I'd be furious if I were you! This is exactly what they should be teaching - the skills he needs to succeed in school. Did you sign the IEP at the end of the meeting? You don't have to sign a plan you don't agree to. Did you notice their 1st 3 excuses contradict each other? He should already know these skills; other 5th graders don't know them; they can't teach them. If they can't teach them in elementary school, who will teach them in high school? Are you familiar with www.wrightslaw.com? A source for details on special ed laws, and how to work with schools.
Have you read Smart But Scattered? It offers specific suggestions about teaching executive functioning. A daily planner type folder that goes back and forth to school each day might help. Teacher writes (or checks that he has written) the day's homework assignments at the end of the day, Mom checks it, helps or oversees the homework, signs it, and kid returns it each day. That kind of organized, structured action each day might build some neural connections in the realm of planning and organization. At first, Mom and teacher are responsible for remembering to bring the folder back and forth - eventually, the child should take that responsibility. That was just an example - I don't know exactly what skill you want to teach or what problem you want to solve. Is he in Middle School next year?
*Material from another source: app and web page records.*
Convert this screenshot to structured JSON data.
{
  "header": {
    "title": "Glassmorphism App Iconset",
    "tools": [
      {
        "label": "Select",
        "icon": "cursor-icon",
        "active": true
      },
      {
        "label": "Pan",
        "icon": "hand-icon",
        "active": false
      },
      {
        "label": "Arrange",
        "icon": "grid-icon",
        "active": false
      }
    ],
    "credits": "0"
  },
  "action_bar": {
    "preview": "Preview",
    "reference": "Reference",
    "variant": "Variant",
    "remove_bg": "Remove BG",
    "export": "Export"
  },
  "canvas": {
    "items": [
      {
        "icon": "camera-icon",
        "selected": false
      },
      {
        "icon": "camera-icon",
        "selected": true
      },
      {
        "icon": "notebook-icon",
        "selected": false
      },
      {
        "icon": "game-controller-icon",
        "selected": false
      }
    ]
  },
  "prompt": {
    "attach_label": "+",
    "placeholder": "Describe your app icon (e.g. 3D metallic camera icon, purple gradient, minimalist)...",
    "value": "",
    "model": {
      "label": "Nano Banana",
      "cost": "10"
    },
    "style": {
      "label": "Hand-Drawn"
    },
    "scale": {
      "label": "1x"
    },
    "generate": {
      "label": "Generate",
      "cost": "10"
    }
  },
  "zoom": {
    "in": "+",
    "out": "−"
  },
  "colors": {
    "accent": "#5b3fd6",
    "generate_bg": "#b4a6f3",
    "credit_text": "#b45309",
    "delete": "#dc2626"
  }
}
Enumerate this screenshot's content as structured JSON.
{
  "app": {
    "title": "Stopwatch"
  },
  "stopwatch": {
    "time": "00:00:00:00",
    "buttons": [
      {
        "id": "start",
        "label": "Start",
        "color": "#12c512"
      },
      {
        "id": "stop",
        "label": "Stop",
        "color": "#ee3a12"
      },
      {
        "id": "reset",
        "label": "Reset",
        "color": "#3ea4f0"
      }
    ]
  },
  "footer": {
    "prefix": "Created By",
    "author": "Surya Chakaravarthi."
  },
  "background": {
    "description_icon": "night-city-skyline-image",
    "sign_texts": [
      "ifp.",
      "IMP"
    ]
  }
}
If he is changing classes and teachers, he will especially need a system to keep things straight.
I think what I would do in your place is come up with the specific accommodations you want to implement, to try out the last few weeks of this year. You could either meet with the teacher, or call another IEP meeting (they have to have the meeting if you ask, but if your school year is almost over, they could push it till next year if they are uncooperative - sounds like they might be). If you could just meet with the teacher with a "let's try this" kind of tone, you may get a quicker, friendlier response. If you get a plan going that works, a mini-trial for next year, no one should object to adding it into the IEP. Be sure to document every contact with the school in writing - this could become important if it all becomes a battle.
Consider taking an educational advocate with you to any IEP meeting- a friend who is IEP experienced (a teacher friend perhaps?) or even hiring a pro (look online in your area; it is an emerging profession, hasn't reached every area yet). My city school district used to train volunteers to come to IEPs as family advocates, but no more budget for that program. In any case, you are allowed to bring anyone you want to an IEP. Even if it is only a friend who can take notes, it helps to have back-up.